Adolescent: Can you tell me about your creative process?

Jillian: My content stems from me being curious and searching the internet to see if someone has written or commented on what I’m thinking. I hope to create a place that drives culture and where people can find accurate information in one place. My creative process comes from all the media I consume. I’m always watching YouTube videos, movies, and TV, and reading articles. I like to go back into archives and do deep dives on people or topics I admire or was confused by when I was younger. 

Adolescent: How does being in Fresno, CA affect your work?

Jillian: Being back home in rural Fresno versus D.C. was hard to adjust to in the beginning, but the slowness of the town has helped me breathe and take on projects I’ve always wanted to do and start establishing my media brand. I can't go on walks to think like I did in D.C. or go work at a coffee shop to write, but weirdly since being home a lot of opportunities have opened up for me. This time has taught me that I don't need to be in a specific location or company to do what I want to do. I’ve done a lot of networking from home and have established my own little work area. My town is often overlooked, especially during the pandemic and fires, and it gives me the motivation to continue to amplify underrepresented voices. Since being home the conflict in Armenia has happened, and it’s been nice to be around other Armenians I grew up with and reconnect. Being around my culture more has led me to make content geared toward Middle Eastern representation. I love the small businesses and how connected I am to people with stories here. 

Adolescent: What’s it been like being an Adolescent Member?

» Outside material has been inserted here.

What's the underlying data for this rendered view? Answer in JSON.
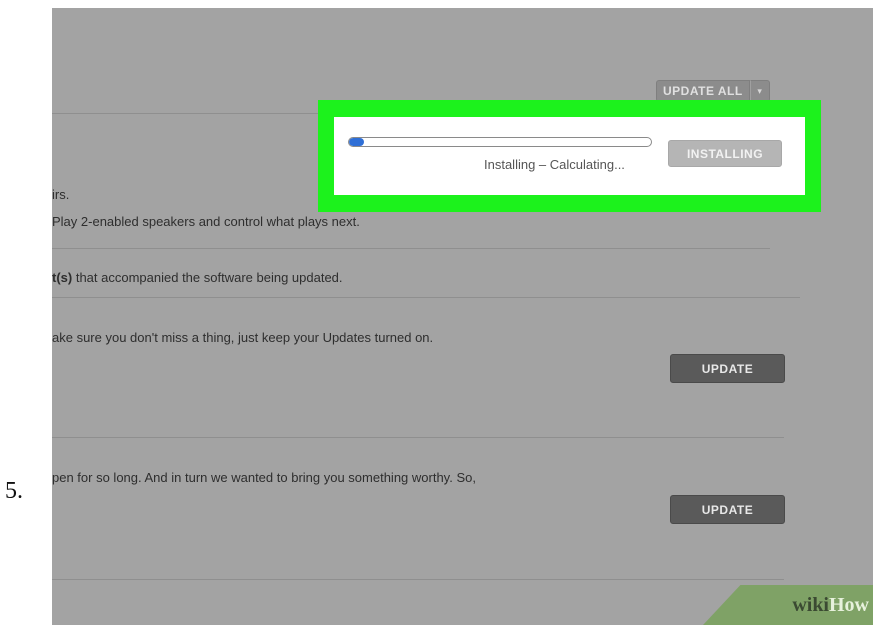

Jillian: Being part of the Adolescent community has been amazing. I love being able to feel like part of a community during these times of isolation and see all the inspiring work people my age have made recently, from launching podcasts to magazines to making short films. In Fresno, I’m not around a lot of creative people—so being able to connect with them through Adolescent has been amazing. The opportunities to work with brands are really cool, too.